● **Task to carry out**: Apart from the pictures, reproduce the data below exactly as it stands.

● **Provided data**:
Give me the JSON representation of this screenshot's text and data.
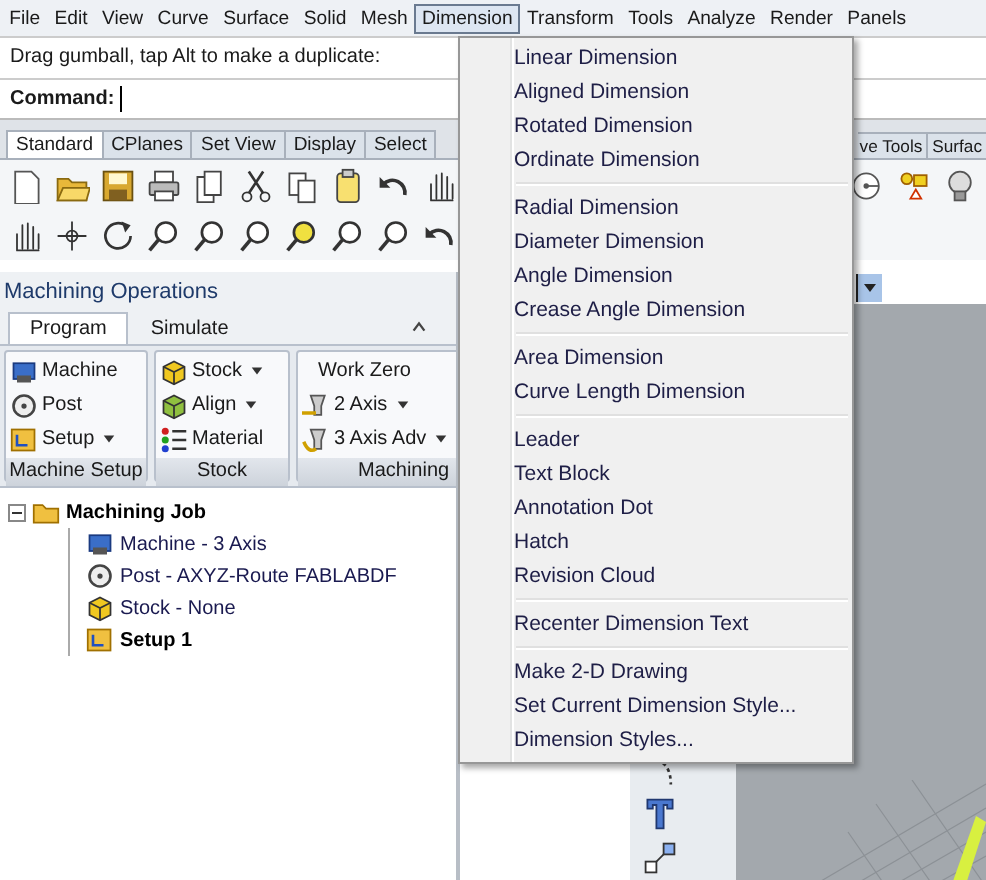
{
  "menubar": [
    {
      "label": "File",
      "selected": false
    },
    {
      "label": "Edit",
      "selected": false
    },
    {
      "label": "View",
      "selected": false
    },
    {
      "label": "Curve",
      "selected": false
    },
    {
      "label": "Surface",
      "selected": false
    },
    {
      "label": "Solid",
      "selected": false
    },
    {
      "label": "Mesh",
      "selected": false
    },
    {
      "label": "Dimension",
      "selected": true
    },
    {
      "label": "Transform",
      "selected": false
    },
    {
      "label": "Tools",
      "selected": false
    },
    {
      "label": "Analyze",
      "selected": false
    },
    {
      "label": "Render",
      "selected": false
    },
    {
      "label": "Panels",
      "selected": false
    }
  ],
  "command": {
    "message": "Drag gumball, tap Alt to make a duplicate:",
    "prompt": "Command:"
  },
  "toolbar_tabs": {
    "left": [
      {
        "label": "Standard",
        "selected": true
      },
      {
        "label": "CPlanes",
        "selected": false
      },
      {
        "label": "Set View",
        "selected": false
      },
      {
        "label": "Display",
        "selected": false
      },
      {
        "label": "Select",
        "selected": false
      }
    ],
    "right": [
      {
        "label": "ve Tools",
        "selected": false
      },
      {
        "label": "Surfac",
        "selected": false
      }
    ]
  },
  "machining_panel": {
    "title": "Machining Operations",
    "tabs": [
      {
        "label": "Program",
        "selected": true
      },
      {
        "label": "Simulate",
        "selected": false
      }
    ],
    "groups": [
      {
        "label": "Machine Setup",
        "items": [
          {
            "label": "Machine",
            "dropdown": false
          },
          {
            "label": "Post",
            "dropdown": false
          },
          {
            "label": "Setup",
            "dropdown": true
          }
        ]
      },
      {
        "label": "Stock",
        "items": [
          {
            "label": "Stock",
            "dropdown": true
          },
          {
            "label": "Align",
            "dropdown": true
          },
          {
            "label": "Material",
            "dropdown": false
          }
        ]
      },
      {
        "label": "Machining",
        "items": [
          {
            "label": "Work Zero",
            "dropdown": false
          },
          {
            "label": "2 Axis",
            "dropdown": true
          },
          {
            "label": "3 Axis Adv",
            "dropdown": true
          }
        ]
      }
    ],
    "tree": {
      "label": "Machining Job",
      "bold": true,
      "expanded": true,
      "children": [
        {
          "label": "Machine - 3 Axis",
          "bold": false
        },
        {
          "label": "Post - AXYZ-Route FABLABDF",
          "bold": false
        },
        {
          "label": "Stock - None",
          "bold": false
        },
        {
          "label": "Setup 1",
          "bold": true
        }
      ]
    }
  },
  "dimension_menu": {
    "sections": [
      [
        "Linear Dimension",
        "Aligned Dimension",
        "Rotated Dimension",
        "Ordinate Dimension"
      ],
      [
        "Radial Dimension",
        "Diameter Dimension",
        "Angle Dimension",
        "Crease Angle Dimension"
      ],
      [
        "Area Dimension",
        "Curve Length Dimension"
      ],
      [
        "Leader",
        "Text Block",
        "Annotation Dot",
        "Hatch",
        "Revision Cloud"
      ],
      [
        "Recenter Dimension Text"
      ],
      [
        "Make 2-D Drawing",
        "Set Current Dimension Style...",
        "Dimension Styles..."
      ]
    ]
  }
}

● **Exercise answer**:
Give me the JSON representation of this screenshot's text and data.
{
  "menubar": [
    {
      "label": "File",
      "selected": false
    },
    {
      "label": "Edit",
      "selected": false
    },
    {
      "label": "View",
      "selected": false
    },
    {
      "label": "Curve",
      "selected": false
    },
    {
      "label": "Surface",
      "selected": false
    },
    {
      "label": "Solid",
      "selected": false
    },
    {
      "label": "Mesh",
      "selected": false
    },
    {
      "label": "Dimension",
      "selected": true
    },
    {
      "label": "Transform",
      "selected": false
    },
    {
      "label": "Tools",
      "selected": false
    },
    {
      "label": "Analyze",
      "selected": false
    },
    {
      "label": "Render",
      "selected": false
    },
    {
      "label": "Panels",
      "selected": false
    }
  ],
  "command": {
    "message": "Drag gumball, tap Alt to make a duplicate:",
    "prompt": "Command:"
  },
  "toolbar_tabs": {
    "left": [
      {
        "label": "Standard",
        "selected": true
      },
      {
        "label": "CPlanes",
        "selected": false
      },
      {
        "label": "Set View",
        "selected": false
      },
      {
        "label": "Display",
        "selected": false
      },
      {
        "label": "Select",
        "selected": false
      }
    ],
    "right": [
      {
        "label": "ve Tools",
        "selected": false
      },
      {
        "label": "Surfac",
        "selected": false
      }
    ]
  },
  "machining_panel": {
    "title": "Machining Operations",
    "tabs": [
      {
        "label": "Program",
        "selected": true
      },
      {
        "label": "Simulate",
        "selected": false
      }
    ],
    "groups": [
      {
        "label": "Machine Setup",
        "items": [
          {
            "label": "Machine",
            "dropdown": false
          },
          {
            "label": "Post",
            "dropdown": false
          },
          {
            "label": "Setup",
            "dropdown": true
          }
        ]
      },
      {
        "label": "Stock",
        "items": [
          {
            "label": "Stock",
            "dropdown": true
          },
          {
            "label": "Align",
            "dropdown": true
          },
          {
            "label": "Material",
            "dropdown": false
          }
        ]
      },
      {
        "label": "Machining",
        "items": [
          {
            "label": "Work Zero",
            "dropdown": false
          },
          {
            "label": "2 Axis",
            "dropdown": true
          },
          {
            "label": "3 Axis Adv",
            "dropdown": true
          }
        ]
      }
    ],
    "tree": {
      "label": "Machining Job",
      "bold": true,
      "expanded": true,
      "children": [
        {
          "label": "Machine - 3 Axis",
          "bold": false
        },
        {
          "label": "Post - AXYZ-Route FABLABDF",
          "bold": false
        },
        {
          "label": "Stock - None",
          "bold": false
        },
        {
          "label": "Setup 1",
          "bold": true
        }
      ]
    }
  },
  "dimension_menu": {
    "sections": [
      [
        "Linear Dimension",
        "Aligned Dimension",
        "Rotated Dimension",
        "Ordinate Dimension"
      ],
      [
        "Radial Dimension",
        "Diameter Dimension",
        "Angle Dimension",
        "Crease Angle Dimension"
      ],
      [
        "Area Dimension",
        "Curve Length Dimension"
      ],
      [
        "Leader",
        "Text Block",
        "Annotation Dot",
        "Hatch",
        "Revision Cloud"
      ],
      [
        "Recenter Dimension Text"
      ],
      [
        "Make 2-D Drawing",
        "Set Current Dimension Style...",
        "Dimension Styles..."
      ]
    ]
  }
}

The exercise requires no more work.